Input material:
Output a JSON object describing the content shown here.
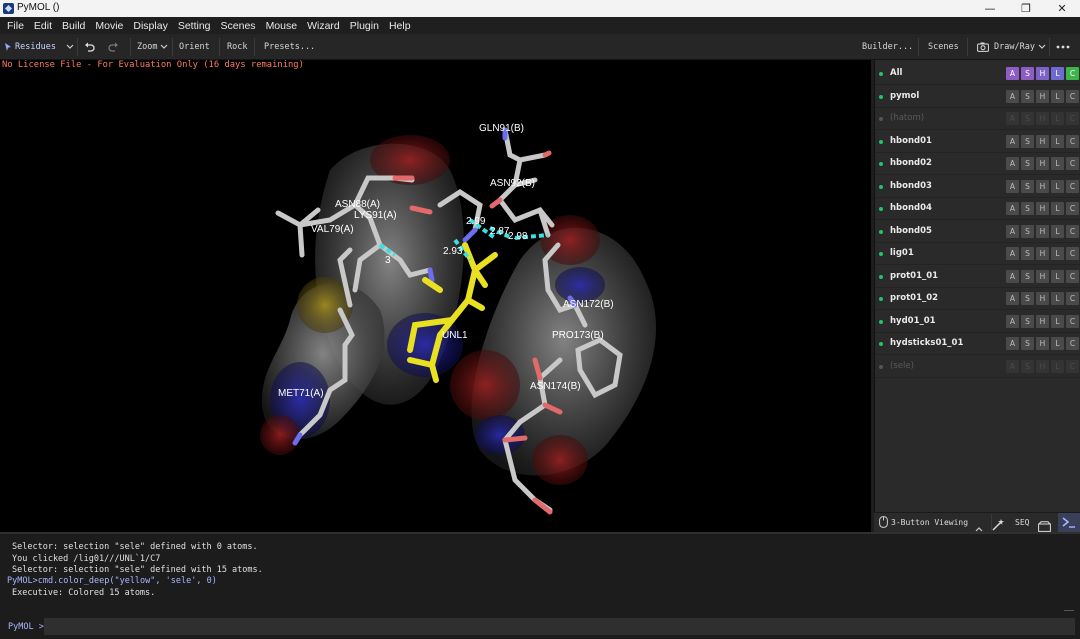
{
  "window": {
    "title": "PyMOL ()",
    "minimize_glyph": "—",
    "restore_glyph": "❐",
    "close_glyph": "✕"
  },
  "menu": [
    "File",
    "Edit",
    "Build",
    "Movie",
    "Display",
    "Setting",
    "Scenes",
    "Mouse",
    "Wizard",
    "Plugin",
    "Help"
  ],
  "toolbar": {
    "selection_mode": "Residues",
    "zoom": "Zoom",
    "orient": "Orient",
    "rock": "Rock",
    "presets": "Presets...",
    "builder": "Builder...",
    "scenes": "Scenes",
    "draw_ray": "Draw/Ray"
  },
  "viewport": {
    "license_notice": "No License File - For Evaluation Only (16 days remaining)",
    "residue_labels": {
      "gln91": "GLN91(B)",
      "asn92": "ASN92(B)",
      "asn88": "ASN88(A)",
      "lys91": "LYS91(A)",
      "val79": "VAL79(A)",
      "asn172": "ASN172(B)",
      "pro173": "PRO173(B)",
      "asn174": "ASN174(B)",
      "met71": "MET71(A)",
      "unl1": "UNL1"
    },
    "distances": {
      "d1": "2.99",
      "d2": "2.87",
      "d3": "2.98",
      "d4": "2.93",
      "d5": "3"
    }
  },
  "objects": [
    {
      "name": "All",
      "enabled": true
    },
    {
      "name": "pymol",
      "enabled": true
    },
    {
      "name": "(hatom)",
      "enabled": false
    },
    {
      "name": "hbond01",
      "enabled": true
    },
    {
      "name": "hbond02",
      "enabled": true
    },
    {
      "name": "hbond03",
      "enabled": true
    },
    {
      "name": "hbond04",
      "enabled": true
    },
    {
      "name": "hbond05",
      "enabled": true
    },
    {
      "name": "lig01",
      "enabled": true
    },
    {
      "name": "prot01_01",
      "enabled": true
    },
    {
      "name": "prot01_02",
      "enabled": true
    },
    {
      "name": "hyd01_01",
      "enabled": true
    },
    {
      "name": "hydsticks01_01",
      "enabled": true
    },
    {
      "name": "(sele)",
      "enabled": false
    }
  ],
  "object_buttons": [
    "A",
    "S",
    "H",
    "L",
    "C"
  ],
  "all_button_colors": [
    "#8e5cc5",
    "#8e5cc5",
    "#7b61c8",
    "#6f6ad0",
    "#3db54a"
  ],
  "bottom_bar": {
    "mouse_mode": "3-Button Viewing",
    "seq": "SEQ"
  },
  "console": {
    "lines": [
      {
        "text": "Selector: selection \"sele\" defined with 0 atoms.",
        "cmd": false
      },
      {
        "text": "You clicked /lig01///UNL`1/C7",
        "cmd": false
      },
      {
        "text": "Selector: selection \"sele\" defined with 15 atoms.",
        "cmd": false
      },
      {
        "text": "PyMOL>cmd.color_deep(\"yellow\", 'sele', 0)",
        "cmd": true
      },
      {
        "text": "Executive: Colored 15 atoms.",
        "cmd": false
      }
    ],
    "prompt": "PyMOL",
    "prompt_arrow": ">",
    "input_value": ""
  }
}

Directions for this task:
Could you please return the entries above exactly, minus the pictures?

Completed task:
Output a JSON object describing the content shown here.
{
  "window": {
    "title": "PyMOL ()",
    "minimize_glyph": "—",
    "restore_glyph": "❐",
    "close_glyph": "✕"
  },
  "menu": [
    "File",
    "Edit",
    "Build",
    "Movie",
    "Display",
    "Setting",
    "Scenes",
    "Mouse",
    "Wizard",
    "Plugin",
    "Help"
  ],
  "toolbar": {
    "selection_mode": "Residues",
    "zoom": "Zoom",
    "orient": "Orient",
    "rock": "Rock",
    "presets": "Presets...",
    "builder": "Builder...",
    "scenes": "Scenes",
    "draw_ray": "Draw/Ray"
  },
  "viewport": {
    "license_notice": "No License File - For Evaluation Only (16 days remaining)",
    "residue_labels": {
      "gln91": "GLN91(B)",
      "asn92": "ASN92(B)",
      "asn88": "ASN88(A)",
      "lys91": "LYS91(A)",
      "val79": "VAL79(A)",
      "asn172": "ASN172(B)",
      "pro173": "PRO173(B)",
      "asn174": "ASN174(B)",
      "met71": "MET71(A)",
      "unl1": "UNL1"
    },
    "distances": {
      "d1": "2.99",
      "d2": "2.87",
      "d3": "2.98",
      "d4": "2.93",
      "d5": "3"
    }
  },
  "objects": [
    {
      "name": "All",
      "enabled": true
    },
    {
      "name": "pymol",
      "enabled": true
    },
    {
      "name": "(hatom)",
      "enabled": false
    },
    {
      "name": "hbond01",
      "enabled": true
    },
    {
      "name": "hbond02",
      "enabled": true
    },
    {
      "name": "hbond03",
      "enabled": true
    },
    {
      "name": "hbond04",
      "enabled": true
    },
    {
      "name": "hbond05",
      "enabled": true
    },
    {
      "name": "lig01",
      "enabled": true
    },
    {
      "name": "prot01_01",
      "enabled": true
    },
    {
      "name": "prot01_02",
      "enabled": true
    },
    {
      "name": "hyd01_01",
      "enabled": true
    },
    {
      "name": "hydsticks01_01",
      "enabled": true
    },
    {
      "name": "(sele)",
      "enabled": false
    }
  ],
  "object_buttons": [
    "A",
    "S",
    "H",
    "L",
    "C"
  ],
  "all_button_colors": [
    "#8e5cc5",
    "#8e5cc5",
    "#7b61c8",
    "#6f6ad0",
    "#3db54a"
  ],
  "bottom_bar": {
    "mouse_mode": "3-Button Viewing",
    "seq": "SEQ"
  },
  "console": {
    "lines": [
      {
        "text": "Selector: selection \"sele\" defined with 0 atoms.",
        "cmd": false
      },
      {
        "text": "You clicked /lig01///UNL`1/C7",
        "cmd": false
      },
      {
        "text": "Selector: selection \"sele\" defined with 15 atoms.",
        "cmd": false
      },
      {
        "text": "PyMOL>cmd.color_deep(\"yellow\", 'sele', 0)",
        "cmd": true
      },
      {
        "text": "Executive: Colored 15 atoms.",
        "cmd": false
      }
    ],
    "prompt": "PyMOL",
    "prompt_arrow": ">",
    "input_value": ""
  }
}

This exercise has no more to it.